To go further, Paul, the writer of the majority of the new testament letters, spells out the necessity of gratitude for followers of Jesus. In his letter to the Ephesians, he reminds Jesus' followers of the importance of imitating God through their relationships, reminding them to “always give thanks to God the Father for everything” (Ephesians 5:18-20). The Apostle Paul had this to say about the persecution Christ's followers experienced in Philippi, “Do not be anxious about anything, but in every situation, by prayer and petition, with thanksgiving, present your requests to God. And the peace of God, which transcends all understanding, will guard your hearts and your minds in Christ Jesus” (Phil 4:6-7). For the church in Colossae, Paul wrote a letter reminding them of Christ’s supremacy. He warned them of false doctrine and encouraged them on seven, separate occasions to practice gratitude. All of which was to show the world that Christ dwells in them (Colossians 2:6-7, 3:15-17, 4:2). Paul celebrated the flourishing church of the Thessalonians, and encouraged them to continue to pursue Christ-likeness amidst persecution, saying, “Rejoice always, pray continually, give thanks in all circumstances; for this is God’s will for you in Christ Jesus” (1 Thessalonians 5:16-18). Each one of his 13 letters contains a call to thanksgiving.
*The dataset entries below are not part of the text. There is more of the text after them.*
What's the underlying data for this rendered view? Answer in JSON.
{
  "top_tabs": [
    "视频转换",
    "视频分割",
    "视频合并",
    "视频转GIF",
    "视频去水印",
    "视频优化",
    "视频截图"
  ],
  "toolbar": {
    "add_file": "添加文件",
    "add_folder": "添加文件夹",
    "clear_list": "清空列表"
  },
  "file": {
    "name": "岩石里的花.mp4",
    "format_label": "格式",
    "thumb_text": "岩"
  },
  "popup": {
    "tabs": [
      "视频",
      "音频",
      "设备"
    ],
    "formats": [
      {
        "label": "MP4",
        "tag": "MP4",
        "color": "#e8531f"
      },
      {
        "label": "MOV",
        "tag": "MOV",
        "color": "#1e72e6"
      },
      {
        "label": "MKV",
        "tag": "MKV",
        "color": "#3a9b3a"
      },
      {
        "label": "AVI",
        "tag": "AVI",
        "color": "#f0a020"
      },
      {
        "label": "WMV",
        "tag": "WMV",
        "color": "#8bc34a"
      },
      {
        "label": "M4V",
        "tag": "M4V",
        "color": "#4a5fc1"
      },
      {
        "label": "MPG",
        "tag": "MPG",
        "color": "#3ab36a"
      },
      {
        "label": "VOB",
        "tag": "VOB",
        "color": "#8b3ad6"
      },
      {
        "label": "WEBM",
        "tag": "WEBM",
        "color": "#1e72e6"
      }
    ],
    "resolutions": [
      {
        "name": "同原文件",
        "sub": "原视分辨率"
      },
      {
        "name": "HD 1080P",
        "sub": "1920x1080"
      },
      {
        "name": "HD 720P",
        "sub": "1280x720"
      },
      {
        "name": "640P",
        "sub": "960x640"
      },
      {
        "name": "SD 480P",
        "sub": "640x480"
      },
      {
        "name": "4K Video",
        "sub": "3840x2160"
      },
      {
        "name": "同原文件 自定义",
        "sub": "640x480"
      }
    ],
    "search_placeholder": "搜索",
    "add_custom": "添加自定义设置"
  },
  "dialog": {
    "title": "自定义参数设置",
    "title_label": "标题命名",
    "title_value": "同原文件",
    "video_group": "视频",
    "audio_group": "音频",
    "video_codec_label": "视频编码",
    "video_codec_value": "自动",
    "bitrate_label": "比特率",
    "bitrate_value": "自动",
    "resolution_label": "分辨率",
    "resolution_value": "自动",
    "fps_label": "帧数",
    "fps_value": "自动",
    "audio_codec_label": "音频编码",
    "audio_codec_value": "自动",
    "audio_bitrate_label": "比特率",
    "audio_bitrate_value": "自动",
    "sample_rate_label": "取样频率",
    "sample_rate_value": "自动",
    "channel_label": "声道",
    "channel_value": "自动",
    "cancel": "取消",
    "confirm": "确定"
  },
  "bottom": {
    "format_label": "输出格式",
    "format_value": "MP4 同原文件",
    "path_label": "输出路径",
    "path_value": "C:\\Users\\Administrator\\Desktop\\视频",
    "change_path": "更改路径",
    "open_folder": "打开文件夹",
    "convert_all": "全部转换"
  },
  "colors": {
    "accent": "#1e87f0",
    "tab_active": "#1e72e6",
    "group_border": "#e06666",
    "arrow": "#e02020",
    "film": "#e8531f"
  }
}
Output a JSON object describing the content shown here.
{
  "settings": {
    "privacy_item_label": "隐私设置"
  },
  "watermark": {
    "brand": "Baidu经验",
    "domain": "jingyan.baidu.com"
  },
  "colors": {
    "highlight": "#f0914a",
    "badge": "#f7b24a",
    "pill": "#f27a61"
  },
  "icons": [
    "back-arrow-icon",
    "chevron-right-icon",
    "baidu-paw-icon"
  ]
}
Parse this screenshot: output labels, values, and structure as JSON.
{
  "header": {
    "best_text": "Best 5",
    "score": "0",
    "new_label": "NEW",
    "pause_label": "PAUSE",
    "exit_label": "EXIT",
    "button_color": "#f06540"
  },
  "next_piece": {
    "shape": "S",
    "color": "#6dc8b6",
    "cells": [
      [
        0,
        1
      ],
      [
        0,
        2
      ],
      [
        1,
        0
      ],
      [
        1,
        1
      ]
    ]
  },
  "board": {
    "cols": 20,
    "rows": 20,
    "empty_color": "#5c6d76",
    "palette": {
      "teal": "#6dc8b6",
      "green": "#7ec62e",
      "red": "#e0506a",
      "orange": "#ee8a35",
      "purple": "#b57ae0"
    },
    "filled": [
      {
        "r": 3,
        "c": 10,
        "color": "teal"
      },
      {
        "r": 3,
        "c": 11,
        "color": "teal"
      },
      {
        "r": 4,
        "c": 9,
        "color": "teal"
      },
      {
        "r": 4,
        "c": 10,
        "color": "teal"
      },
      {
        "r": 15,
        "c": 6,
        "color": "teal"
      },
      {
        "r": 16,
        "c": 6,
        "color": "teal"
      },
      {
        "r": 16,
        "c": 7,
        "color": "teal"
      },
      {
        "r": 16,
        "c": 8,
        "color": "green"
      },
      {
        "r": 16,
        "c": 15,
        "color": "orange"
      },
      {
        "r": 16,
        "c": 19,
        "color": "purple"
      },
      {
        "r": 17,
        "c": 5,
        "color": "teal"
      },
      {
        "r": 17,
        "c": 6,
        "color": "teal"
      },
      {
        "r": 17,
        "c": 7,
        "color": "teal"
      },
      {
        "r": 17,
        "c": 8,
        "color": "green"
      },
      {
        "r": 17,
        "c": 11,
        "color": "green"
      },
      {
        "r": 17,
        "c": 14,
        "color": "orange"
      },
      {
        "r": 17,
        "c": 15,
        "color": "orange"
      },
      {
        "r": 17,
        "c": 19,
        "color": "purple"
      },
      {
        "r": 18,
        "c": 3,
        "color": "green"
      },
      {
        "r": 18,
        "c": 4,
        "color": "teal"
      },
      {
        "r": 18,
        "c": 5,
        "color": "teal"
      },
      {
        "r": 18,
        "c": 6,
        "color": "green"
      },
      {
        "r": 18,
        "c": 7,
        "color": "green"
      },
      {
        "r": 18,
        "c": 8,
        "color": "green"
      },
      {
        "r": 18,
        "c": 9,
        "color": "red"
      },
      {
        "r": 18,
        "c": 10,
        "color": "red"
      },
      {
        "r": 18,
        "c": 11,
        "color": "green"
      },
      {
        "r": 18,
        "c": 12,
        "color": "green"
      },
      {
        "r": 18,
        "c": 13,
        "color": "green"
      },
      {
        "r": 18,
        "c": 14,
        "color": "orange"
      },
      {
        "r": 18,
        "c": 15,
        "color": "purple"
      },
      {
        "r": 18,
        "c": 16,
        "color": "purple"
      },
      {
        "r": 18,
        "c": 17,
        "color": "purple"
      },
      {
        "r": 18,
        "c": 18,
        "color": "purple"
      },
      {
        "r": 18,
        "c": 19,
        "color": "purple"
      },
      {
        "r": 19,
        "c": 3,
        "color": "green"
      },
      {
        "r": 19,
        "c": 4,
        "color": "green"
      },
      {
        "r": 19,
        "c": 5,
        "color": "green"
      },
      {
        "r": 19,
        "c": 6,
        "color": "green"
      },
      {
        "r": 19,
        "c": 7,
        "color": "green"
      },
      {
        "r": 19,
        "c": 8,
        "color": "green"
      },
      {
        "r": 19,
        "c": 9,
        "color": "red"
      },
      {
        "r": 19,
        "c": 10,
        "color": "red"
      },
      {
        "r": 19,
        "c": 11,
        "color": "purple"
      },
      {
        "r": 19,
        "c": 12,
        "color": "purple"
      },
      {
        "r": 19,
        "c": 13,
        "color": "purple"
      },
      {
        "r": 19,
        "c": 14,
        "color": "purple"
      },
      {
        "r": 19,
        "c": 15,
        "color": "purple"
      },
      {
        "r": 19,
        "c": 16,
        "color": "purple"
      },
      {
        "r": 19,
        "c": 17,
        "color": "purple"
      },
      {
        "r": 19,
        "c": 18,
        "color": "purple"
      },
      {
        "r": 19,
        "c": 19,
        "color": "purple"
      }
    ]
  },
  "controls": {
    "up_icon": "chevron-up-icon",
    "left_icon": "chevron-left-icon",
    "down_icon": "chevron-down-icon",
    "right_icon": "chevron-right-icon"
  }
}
So we see that God honored gratitude from the people of old, Jesus fulfilled and demonstrated the importance of thanksgiving, and Paul doubled down on the practice in his letters to the early churches. Just one reason for this is the relationship between gratitude and praise. Translated as both in Hebrew, such an act displaces dissatisfaction and fear in our lives. Paul said as much in his letter to the Philippians when he connected practicing gratitude to attaining inner peace (Phil 4:6-7); it helps us position our hearts in submission to God. We remove ourselves from the thrones of our lives and recognize the gifts that come from outside ourselves; gifts we did not earn. Jesus alluded to it in the Lord’s Prayer when he taught us to thank God for our daily bread. God loves a heart humble in posture toward him (Psalms 51:17, 149:4, Matt. 5:5, James 4:6).

There are many practical ways to practice gratitude toward God: prayer, praise, fasting, and pausing to notice the things he has placed in our lives that are a blessing. A perhaps surprising way includes expressing gratitude toward others because loving our neighbor can show our love for God (Matt. 22:37-40, 1 John 4:7, 12-11, 21). God is trying to teach us that to be in right relationship with him means to also be in right relationship with all his image bearers (humanity). Remember, too, that God is in the business of restoring broken relationships among people. Andy Stanley of North Point Community Church stresses that it’s important to express gratitude to others because neglecting to do so is experienced as ingratitude. That, he says, alienates us from others and results in strife.

Let’s not forget to practice the vertical and lateral ways of right posture with God. Make it a family rhythm to pick something to be grateful for each morning and meditate on it, giving thanks in prayer for it, and encouraging gratitude in general around the dinner table. Jesus surrounded himself with gratitude to God, meals, and time spent with others. Giving corporate thanks at the table was such an important aspect of Jesus’ ministry that he centered the new covenant relationship on that practice in Communion. This is something we should do as often as we think of it (1 Corinthians 11:23-26)!

If you can’t think of anything to be grateful for, then start with the tangible demonstrated by Jesus - sharing a meal with others, breaking bread, and remembering Jesus. We can be thankful for his love, our redemption, his creating this world, and his sharing it with us. We can be thankful for the people in our lives and his promise to be near when we call (Psalm 145:18). Let the rhythm of a shared meal with others be the start of your rhythm of gratitude, but don’t stop after this season. See if you can make it all year long. When thankfulness overflows, the peace of Christ follows. This is the wisdom we can glean: He is teaching us that gratitude will help us flourish and we will reflect his kingdom. A kingdom of love, justice, grace, and peace.

In gratitude,